Dave Thomas <Dave / PragmaticProgrammer.com> wrote:
>
>
>I'm looking for some inspiration.
>
>'ri' displays information about Ruby methods etc. It holds these
>descriptions in a set of marshaled objects, one per class or
>module. These marshaled objects ae prepared as I ship ri, using a
>simplified form of the XML used to generate the online book.
>
>Now, my problem is that marshaled classes are dependent on the Ruby
>version number: I'm writing the classes out using 1.6.2, and someone
>who's trying to use ri with 1.6.1 will get an error.
>
>So, ideally I'd like to construct these marshaled classes not when I
>generate the distribution at my end, but instead when I install it on
>a target machine.
>
>To do that with the current scheme would require that every client
>have the Ruby xmlparser module installed, which in turn requires Jim
>Clark's expat library. This seems onerous!
>
>So, I initially started hacking together yet another flat file
>representation of the data. I'd ship it with ri, and when you type
>'ruby install.rb', the installer would read it and generate the
>marshaled classes. Then that little alarm bell started ringing that
>said "there has to be a better way". Unfortunately, the battery ran
>down before it got around to telling me what that better way is.
>
>So, any ideas?

Yes.  Use ruby as your parser.

This is a trick I picked up in Perl from an old Lisp
hacker, write out your nested data structures as nicely
formatted code and you get a format that is both very
easy to parse and which most people find acceptable as
a configuration format.

To see what I mean, in Perl write a bit of code that
looks like this:

    use Data::Dumper;
    $Data::Dumper::Indent = 1;
    # Build up some complex data structure here...
    $data = [qw(an anonymous array for starters)];
    print Dumper $data;

Play around with the data structure a little and think
about how it looks.  You will probably be able to figure
out how to write your objects prettily to this data
structure about as easily as you can write to any
flatfile scheme you come up with, but with this one
parsing is trivial.

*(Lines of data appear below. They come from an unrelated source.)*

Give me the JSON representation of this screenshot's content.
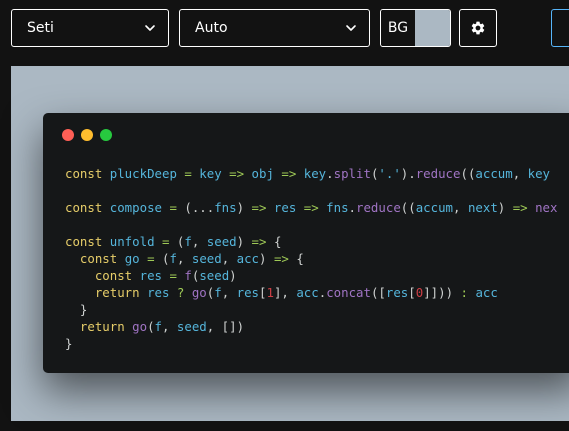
{
  "toolbar": {
    "theme_value": "Seti",
    "language_value": "Auto",
    "bg_label": "BG",
    "bg_color": "#abb8c3",
    "settings_icon": "gear-icon",
    "accent_color": "#57b5f9"
  },
  "canvas": {
    "background": "#abb8c3"
  },
  "window": {
    "background": "#151718",
    "controls": [
      "close",
      "minimize",
      "maximize"
    ]
  },
  "code": {
    "lines": [
      [
        {
          "t": "const ",
          "c": "kw"
        },
        {
          "t": "pluckDeep",
          "c": "fn"
        },
        {
          "t": " = ",
          "c": "op"
        },
        {
          "t": "key",
          "c": "va"
        },
        {
          "t": " => ",
          "c": "op"
        },
        {
          "t": "obj",
          "c": "va"
        },
        {
          "t": " => ",
          "c": "op"
        },
        {
          "t": "key",
          "c": "va"
        },
        {
          "t": ".",
          "c": "pu"
        },
        {
          "t": "split",
          "c": "me"
        },
        {
          "t": "(",
          "c": "pu"
        },
        {
          "t": "'.'",
          "c": "st"
        },
        {
          "t": ").",
          "c": "pu"
        },
        {
          "t": "reduce",
          "c": "me"
        },
        {
          "t": "((",
          "c": "pu"
        },
        {
          "t": "accum",
          "c": "va"
        },
        {
          "t": ", ",
          "c": "pu"
        },
        {
          "t": "key",
          "c": "va"
        }
      ],
      [],
      [
        {
          "t": "const ",
          "c": "kw"
        },
        {
          "t": "compose",
          "c": "fn"
        },
        {
          "t": " = ",
          "c": "op"
        },
        {
          "t": "(...",
          "c": "pu"
        },
        {
          "t": "fns",
          "c": "va"
        },
        {
          "t": ")",
          "c": "pu"
        },
        {
          "t": " => ",
          "c": "op"
        },
        {
          "t": "res",
          "c": "va"
        },
        {
          "t": " => ",
          "c": "op"
        },
        {
          "t": "fns",
          "c": "va"
        },
        {
          "t": ".",
          "c": "pu"
        },
        {
          "t": "reduce",
          "c": "me"
        },
        {
          "t": "((",
          "c": "pu"
        },
        {
          "t": "accum",
          "c": "va"
        },
        {
          "t": ", ",
          "c": "pu"
        },
        {
          "t": "next",
          "c": "va"
        },
        {
          "t": ")",
          "c": "pu"
        },
        {
          "t": " => ",
          "c": "op"
        },
        {
          "t": "nex",
          "c": "me"
        }
      ],
      [],
      [
        {
          "t": "const ",
          "c": "kw"
        },
        {
          "t": "unfold",
          "c": "fn"
        },
        {
          "t": " = ",
          "c": "op"
        },
        {
          "t": "(",
          "c": "pu"
        },
        {
          "t": "f",
          "c": "va"
        },
        {
          "t": ", ",
          "c": "pu"
        },
        {
          "t": "seed",
          "c": "va"
        },
        {
          "t": ")",
          "c": "pu"
        },
        {
          "t": " => ",
          "c": "op"
        },
        {
          "t": "{",
          "c": "pu"
        }
      ],
      [
        {
          "t": "  const ",
          "c": "kw"
        },
        {
          "t": "go",
          "c": "fn"
        },
        {
          "t": " = ",
          "c": "op"
        },
        {
          "t": "(",
          "c": "pu"
        },
        {
          "t": "f",
          "c": "va"
        },
        {
          "t": ", ",
          "c": "pu"
        },
        {
          "t": "seed",
          "c": "va"
        },
        {
          "t": ", ",
          "c": "pu"
        },
        {
          "t": "acc",
          "c": "va"
        },
        {
          "t": ")",
          "c": "pu"
        },
        {
          "t": " => ",
          "c": "op"
        },
        {
          "t": "{",
          "c": "pu"
        }
      ],
      [
        {
          "t": "    const ",
          "c": "kw"
        },
        {
          "t": "res",
          "c": "va"
        },
        {
          "t": " = ",
          "c": "op"
        },
        {
          "t": "f",
          "c": "me"
        },
        {
          "t": "(",
          "c": "pu"
        },
        {
          "t": "seed",
          "c": "va"
        },
        {
          "t": ")",
          "c": "pu"
        }
      ],
      [
        {
          "t": "    return ",
          "c": "kw"
        },
        {
          "t": "res",
          "c": "va"
        },
        {
          "t": " ? ",
          "c": "op"
        },
        {
          "t": "go",
          "c": "me"
        },
        {
          "t": "(",
          "c": "pu"
        },
        {
          "t": "f",
          "c": "va"
        },
        {
          "t": ", ",
          "c": "pu"
        },
        {
          "t": "res",
          "c": "va"
        },
        {
          "t": "[",
          "c": "pu"
        },
        {
          "t": "1",
          "c": "nu"
        },
        {
          "t": "], ",
          "c": "pu"
        },
        {
          "t": "acc",
          "c": "va"
        },
        {
          "t": ".",
          "c": "pu"
        },
        {
          "t": "concat",
          "c": "me"
        },
        {
          "t": "([",
          "c": "pu"
        },
        {
          "t": "res",
          "c": "va"
        },
        {
          "t": "[",
          "c": "pu"
        },
        {
          "t": "0",
          "c": "nu"
        },
        {
          "t": "]]))",
          "c": "pu"
        },
        {
          "t": " : ",
          "c": "op"
        },
        {
          "t": "acc",
          "c": "va"
        }
      ],
      [
        {
          "t": "  }",
          "c": "pu"
        }
      ],
      [
        {
          "t": "  return ",
          "c": "kw"
        },
        {
          "t": "go",
          "c": "me"
        },
        {
          "t": "(",
          "c": "pu"
        },
        {
          "t": "f",
          "c": "va"
        },
        {
          "t": ", ",
          "c": "pu"
        },
        {
          "t": "seed",
          "c": "va"
        },
        {
          "t": ", [])",
          "c": "pu"
        }
      ],
      [
        {
          "t": "}",
          "c": "pu"
        }
      ]
    ]
  }
}
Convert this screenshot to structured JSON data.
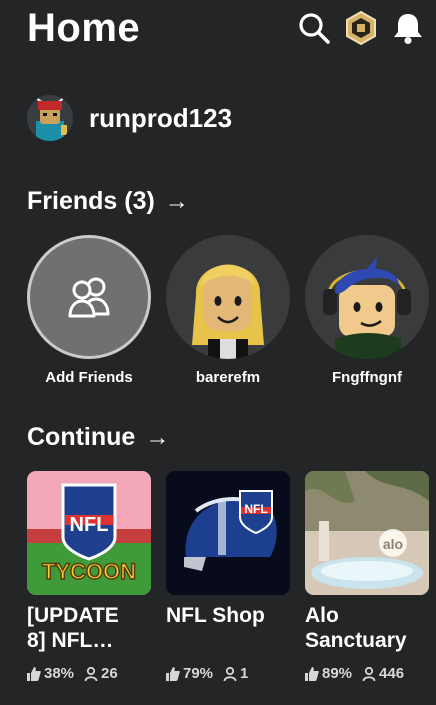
{
  "header": {
    "title": "Home",
    "icons": [
      "search-icon",
      "robux-icon",
      "notification-bell-icon"
    ]
  },
  "user": {
    "username": "runprod123",
    "avatar_icon": "avatar-icon"
  },
  "friends": {
    "heading": "Friends (3)",
    "arrow": "→",
    "items": [
      {
        "label": "Add Friends",
        "icon": "add-friends-icon"
      },
      {
        "label": "barerefm",
        "icon": "friend-avatar-icon"
      },
      {
        "label": "Fngffngnf",
        "icon": "friend-avatar-icon"
      }
    ]
  },
  "continue": {
    "heading": "Continue",
    "arrow": "→",
    "games": [
      {
        "line1": "[UPDATE",
        "line2": "8] NFL…",
        "thumb_text_top": "NFL",
        "thumb_text_bottom": "TYCOON",
        "rating": "38%",
        "players": "26"
      },
      {
        "line1": "NFL Shop",
        "line2": "",
        "thumb_text_top": "NFL",
        "rating": "79%",
        "players": "1"
      },
      {
        "line1": "Alo",
        "line2": "Sanctuary",
        "thumb_text_top": "alo",
        "rating": "89%",
        "players": "446"
      }
    ]
  },
  "colors": {
    "background": "#232527",
    "text": "#ffffff",
    "muted": "#d6d7d8",
    "robux_gold": "#d4b26a"
  }
}
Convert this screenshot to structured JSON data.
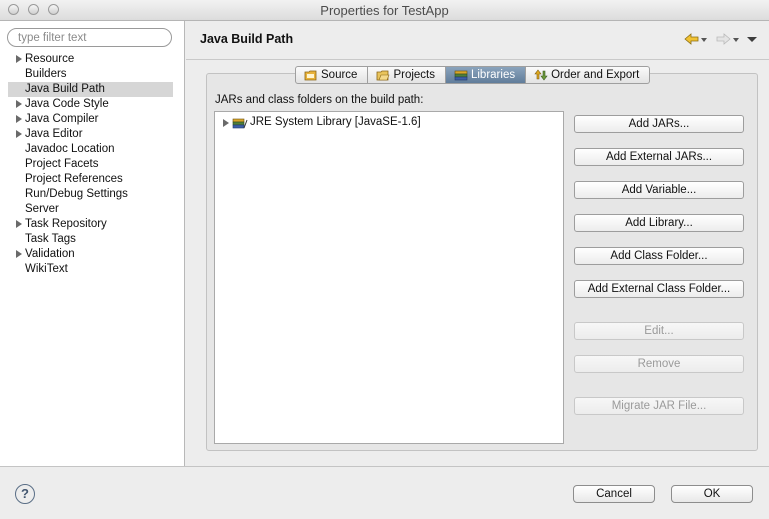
{
  "window": {
    "title": "Properties for TestApp"
  },
  "sidebar": {
    "filter_placeholder": "type filter text",
    "items": [
      {
        "label": "Resource",
        "expandable": true
      },
      {
        "label": "Builders",
        "expandable": false
      },
      {
        "label": "Java Build Path",
        "expandable": false,
        "selected": true
      },
      {
        "label": "Java Code Style",
        "expandable": true
      },
      {
        "label": "Java Compiler",
        "expandable": true
      },
      {
        "label": "Java Editor",
        "expandable": true
      },
      {
        "label": "Javadoc Location",
        "expandable": false
      },
      {
        "label": "Project Facets",
        "expandable": false
      },
      {
        "label": "Project References",
        "expandable": false
      },
      {
        "label": "Run/Debug Settings",
        "expandable": false
      },
      {
        "label": "Server",
        "expandable": false
      },
      {
        "label": "Task Repository",
        "expandable": true
      },
      {
        "label": "Task Tags",
        "expandable": false
      },
      {
        "label": "Validation",
        "expandable": true
      },
      {
        "label": "WikiText",
        "expandable": false
      }
    ]
  },
  "main": {
    "title": "Java Build Path",
    "nav_icons": [
      "back-arrow-icon",
      "forward-arrow-icon",
      "view-menu-icon"
    ],
    "tabs": [
      {
        "label": "Source",
        "icon": "source-folder-icon"
      },
      {
        "label": "Projects",
        "icon": "projects-icon"
      },
      {
        "label": "Libraries",
        "icon": "libraries-icon",
        "active": true
      },
      {
        "label": "Order and Export",
        "icon": "order-export-icon"
      }
    ],
    "build_path_label": "JARs and class folders on the build path:",
    "libraries": [
      {
        "label": "JRE System Library [JavaSE-1.6]",
        "icon": "library-icon"
      }
    ],
    "buttons": {
      "add_jars": "Add JARs...",
      "add_external_jars": "Add External JARs...",
      "add_variable": "Add Variable...",
      "add_library": "Add Library...",
      "add_class_folder": "Add Class Folder...",
      "add_external_class_folder": "Add External Class Folder...",
      "edit": "Edit...",
      "remove": "Remove",
      "migrate_jar": "Migrate JAR File..."
    }
  },
  "footer": {
    "help": "?",
    "cancel": "Cancel",
    "ok": "OK"
  },
  "colors": {
    "active_tab": "#6f8aa8",
    "selection": "#d6d6d6",
    "background": "#ededed"
  }
}
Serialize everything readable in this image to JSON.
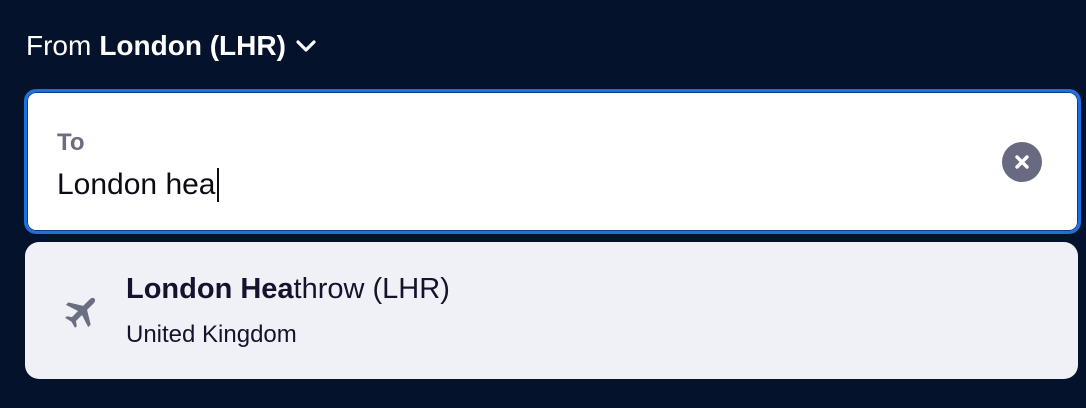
{
  "from": {
    "prefix": "From",
    "value": "London (LHR)",
    "chevron_icon": "chevron-down-icon"
  },
  "to": {
    "label": "To",
    "value": "London hea",
    "clear_icon": "close-icon"
  },
  "suggestions": [
    {
      "icon": "plane-icon",
      "title_match": "London Hea",
      "title_rest": "throw (LHR)",
      "subtitle": "United Kingdom"
    }
  ],
  "colors": {
    "background": "#05122b",
    "focus_border": "#1f6fe0",
    "suggestion_bg": "#f0f1f6",
    "muted_text": "#6b6d80"
  }
}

Cheers,
Ben
_________________________________________________________________
Get your FREE download of MSN Explorer at http://explorer.msn.com